◆ **ASSIGNMENT**: Would you please output all the records exactly as given? Pictures should not appear in the copy.

(App and web page records)
BEGIN

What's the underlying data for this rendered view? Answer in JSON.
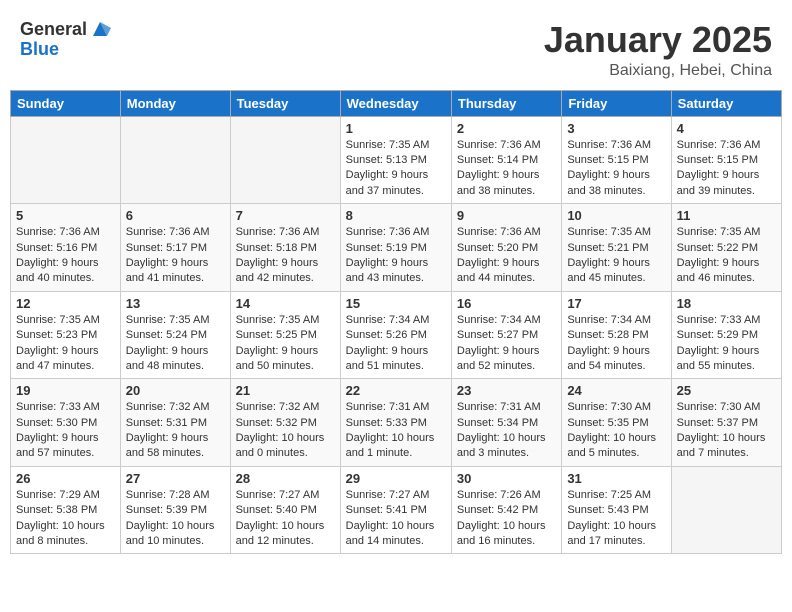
{
  "header": {
    "logo_general": "General",
    "logo_blue": "Blue",
    "month": "January 2025",
    "location": "Baixiang, Hebei, China"
  },
  "weekdays": [
    "Sunday",
    "Monday",
    "Tuesday",
    "Wednesday",
    "Thursday",
    "Friday",
    "Saturday"
  ],
  "weeks": [
    [
      {
        "day": "",
        "info": ""
      },
      {
        "day": "",
        "info": ""
      },
      {
        "day": "",
        "info": ""
      },
      {
        "day": "1",
        "info": "Sunrise: 7:35 AM\nSunset: 5:13 PM\nDaylight: 9 hours and 37 minutes."
      },
      {
        "day": "2",
        "info": "Sunrise: 7:36 AM\nSunset: 5:14 PM\nDaylight: 9 hours and 38 minutes."
      },
      {
        "day": "3",
        "info": "Sunrise: 7:36 AM\nSunset: 5:15 PM\nDaylight: 9 hours and 38 minutes."
      },
      {
        "day": "4",
        "info": "Sunrise: 7:36 AM\nSunset: 5:15 PM\nDaylight: 9 hours and 39 minutes."
      }
    ],
    [
      {
        "day": "5",
        "info": "Sunrise: 7:36 AM\nSunset: 5:16 PM\nDaylight: 9 hours and 40 minutes."
      },
      {
        "day": "6",
        "info": "Sunrise: 7:36 AM\nSunset: 5:17 PM\nDaylight: 9 hours and 41 minutes."
      },
      {
        "day": "7",
        "info": "Sunrise: 7:36 AM\nSunset: 5:18 PM\nDaylight: 9 hours and 42 minutes."
      },
      {
        "day": "8",
        "info": "Sunrise: 7:36 AM\nSunset: 5:19 PM\nDaylight: 9 hours and 43 minutes."
      },
      {
        "day": "9",
        "info": "Sunrise: 7:36 AM\nSunset: 5:20 PM\nDaylight: 9 hours and 44 minutes."
      },
      {
        "day": "10",
        "info": "Sunrise: 7:35 AM\nSunset: 5:21 PM\nDaylight: 9 hours and 45 minutes."
      },
      {
        "day": "11",
        "info": "Sunrise: 7:35 AM\nSunset: 5:22 PM\nDaylight: 9 hours and 46 minutes."
      }
    ],
    [
      {
        "day": "12",
        "info": "Sunrise: 7:35 AM\nSunset: 5:23 PM\nDaylight: 9 hours and 47 minutes."
      },
      {
        "day": "13",
        "info": "Sunrise: 7:35 AM\nSunset: 5:24 PM\nDaylight: 9 hours and 48 minutes."
      },
      {
        "day": "14",
        "info": "Sunrise: 7:35 AM\nSunset: 5:25 PM\nDaylight: 9 hours and 50 minutes."
      },
      {
        "day": "15",
        "info": "Sunrise: 7:34 AM\nSunset: 5:26 PM\nDaylight: 9 hours and 51 minutes."
      },
      {
        "day": "16",
        "info": "Sunrise: 7:34 AM\nSunset: 5:27 PM\nDaylight: 9 hours and 52 minutes."
      },
      {
        "day": "17",
        "info": "Sunrise: 7:34 AM\nSunset: 5:28 PM\nDaylight: 9 hours and 54 minutes."
      },
      {
        "day": "18",
        "info": "Sunrise: 7:33 AM\nSunset: 5:29 PM\nDaylight: 9 hours and 55 minutes."
      }
    ],
    [
      {
        "day": "19",
        "info": "Sunrise: 7:33 AM\nSunset: 5:30 PM\nDaylight: 9 hours and 57 minutes."
      },
      {
        "day": "20",
        "info": "Sunrise: 7:32 AM\nSunset: 5:31 PM\nDaylight: 9 hours and 58 minutes."
      },
      {
        "day": "21",
        "info": "Sunrise: 7:32 AM\nSunset: 5:32 PM\nDaylight: 10 hours and 0 minutes."
      },
      {
        "day": "22",
        "info": "Sunrise: 7:31 AM\nSunset: 5:33 PM\nDaylight: 10 hours and 1 minute."
      },
      {
        "day": "23",
        "info": "Sunrise: 7:31 AM\nSunset: 5:34 PM\nDaylight: 10 hours and 3 minutes."
      },
      {
        "day": "24",
        "info": "Sunrise: 7:30 AM\nSunset: 5:35 PM\nDaylight: 10 hours and 5 minutes."
      },
      {
        "day": "25",
        "info": "Sunrise: 7:30 AM\nSunset: 5:37 PM\nDaylight: 10 hours and 7 minutes."
      }
    ],
    [
      {
        "day": "26",
        "info": "Sunrise: 7:29 AM\nSunset: 5:38 PM\nDaylight: 10 hours and 8 minutes."
      },
      {
        "day": "27",
        "info": "Sunrise: 7:28 AM\nSunset: 5:39 PM\nDaylight: 10 hours and 10 minutes."
      },
      {
        "day": "28",
        "info": "Sunrise: 7:27 AM\nSunset: 5:40 PM\nDaylight: 10 hours and 12 minutes."
      },
      {
        "day": "29",
        "info": "Sunrise: 7:27 AM\nSunset: 5:41 PM\nDaylight: 10 hours and 14 minutes."
      },
      {
        "day": "30",
        "info": "Sunrise: 7:26 AM\nSunset: 5:42 PM\nDaylight: 10 hours and 16 minutes."
      },
      {
        "day": "31",
        "info": "Sunrise: 7:25 AM\nSunset: 5:43 PM\nDaylight: 10 hours and 17 minutes."
      },
      {
        "day": "",
        "info": ""
      }
    ]
  ]
}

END

◆ **ANSWER TO THE EXERCISE**:
What's the underlying data for this rendered view? Answer in JSON.
{
  "header": {
    "logo_general": "General",
    "logo_blue": "Blue",
    "month": "January 2025",
    "location": "Baixiang, Hebei, China"
  },
  "weekdays": [
    "Sunday",
    "Monday",
    "Tuesday",
    "Wednesday",
    "Thursday",
    "Friday",
    "Saturday"
  ],
  "weeks": [
    [
      {
        "day": "",
        "info": ""
      },
      {
        "day": "",
        "info": ""
      },
      {
        "day": "",
        "info": ""
      },
      {
        "day": "1",
        "info": "Sunrise: 7:35 AM\nSunset: 5:13 PM\nDaylight: 9 hours and 37 minutes."
      },
      {
        "day": "2",
        "info": "Sunrise: 7:36 AM\nSunset: 5:14 PM\nDaylight: 9 hours and 38 minutes."
      },
      {
        "day": "3",
        "info": "Sunrise: 7:36 AM\nSunset: 5:15 PM\nDaylight: 9 hours and 38 minutes."
      },
      {
        "day": "4",
        "info": "Sunrise: 7:36 AM\nSunset: 5:15 PM\nDaylight: 9 hours and 39 minutes."
      }
    ],
    [
      {
        "day": "5",
        "info": "Sunrise: 7:36 AM\nSunset: 5:16 PM\nDaylight: 9 hours and 40 minutes."
      },
      {
        "day": "6",
        "info": "Sunrise: 7:36 AM\nSunset: 5:17 PM\nDaylight: 9 hours and 41 minutes."
      },
      {
        "day": "7",
        "info": "Sunrise: 7:36 AM\nSunset: 5:18 PM\nDaylight: 9 hours and 42 minutes."
      },
      {
        "day": "8",
        "info": "Sunrise: 7:36 AM\nSunset: 5:19 PM\nDaylight: 9 hours and 43 minutes."
      },
      {
        "day": "9",
        "info": "Sunrise: 7:36 AM\nSunset: 5:20 PM\nDaylight: 9 hours and 44 minutes."
      },
      {
        "day": "10",
        "info": "Sunrise: 7:35 AM\nSunset: 5:21 PM\nDaylight: 9 hours and 45 minutes."
      },
      {
        "day": "11",
        "info": "Sunrise: 7:35 AM\nSunset: 5:22 PM\nDaylight: 9 hours and 46 minutes."
      }
    ],
    [
      {
        "day": "12",
        "info": "Sunrise: 7:35 AM\nSunset: 5:23 PM\nDaylight: 9 hours and 47 minutes."
      },
      {
        "day": "13",
        "info": "Sunrise: 7:35 AM\nSunset: 5:24 PM\nDaylight: 9 hours and 48 minutes."
      },
      {
        "day": "14",
        "info": "Sunrise: 7:35 AM\nSunset: 5:25 PM\nDaylight: 9 hours and 50 minutes."
      },
      {
        "day": "15",
        "info": "Sunrise: 7:34 AM\nSunset: 5:26 PM\nDaylight: 9 hours and 51 minutes."
      },
      {
        "day": "16",
        "info": "Sunrise: 7:34 AM\nSunset: 5:27 PM\nDaylight: 9 hours and 52 minutes."
      },
      {
        "day": "17",
        "info": "Sunrise: 7:34 AM\nSunset: 5:28 PM\nDaylight: 9 hours and 54 minutes."
      },
      {
        "day": "18",
        "info": "Sunrise: 7:33 AM\nSunset: 5:29 PM\nDaylight: 9 hours and 55 minutes."
      }
    ],
    [
      {
        "day": "19",
        "info": "Sunrise: 7:33 AM\nSunset: 5:30 PM\nDaylight: 9 hours and 57 minutes."
      },
      {
        "day": "20",
        "info": "Sunrise: 7:32 AM\nSunset: 5:31 PM\nDaylight: 9 hours and 58 minutes."
      },
      {
        "day": "21",
        "info": "Sunrise: 7:32 AM\nSunset: 5:32 PM\nDaylight: 10 hours and 0 minutes."
      },
      {
        "day": "22",
        "info": "Sunrise: 7:31 AM\nSunset: 5:33 PM\nDaylight: 10 hours and 1 minute."
      },
      {
        "day": "23",
        "info": "Sunrise: 7:31 AM\nSunset: 5:34 PM\nDaylight: 10 hours and 3 minutes."
      },
      {
        "day": "24",
        "info": "Sunrise: 7:30 AM\nSunset: 5:35 PM\nDaylight: 10 hours and 5 minutes."
      },
      {
        "day": "25",
        "info": "Sunrise: 7:30 AM\nSunset: 5:37 PM\nDaylight: 10 hours and 7 minutes."
      }
    ],
    [
      {
        "day": "26",
        "info": "Sunrise: 7:29 AM\nSunset: 5:38 PM\nDaylight: 10 hours and 8 minutes."
      },
      {
        "day": "27",
        "info": "Sunrise: 7:28 AM\nSunset: 5:39 PM\nDaylight: 10 hours and 10 minutes."
      },
      {
        "day": "28",
        "info": "Sunrise: 7:27 AM\nSunset: 5:40 PM\nDaylight: 10 hours and 12 minutes."
      },
      {
        "day": "29",
        "info": "Sunrise: 7:27 AM\nSunset: 5:41 PM\nDaylight: 10 hours and 14 minutes."
      },
      {
        "day": "30",
        "info": "Sunrise: 7:26 AM\nSunset: 5:42 PM\nDaylight: 10 hours and 16 minutes."
      },
      {
        "day": "31",
        "info": "Sunrise: 7:25 AM\nSunset: 5:43 PM\nDaylight: 10 hours and 17 minutes."
      },
      {
        "day": "",
        "info": ""
      }
    ]
  ]
}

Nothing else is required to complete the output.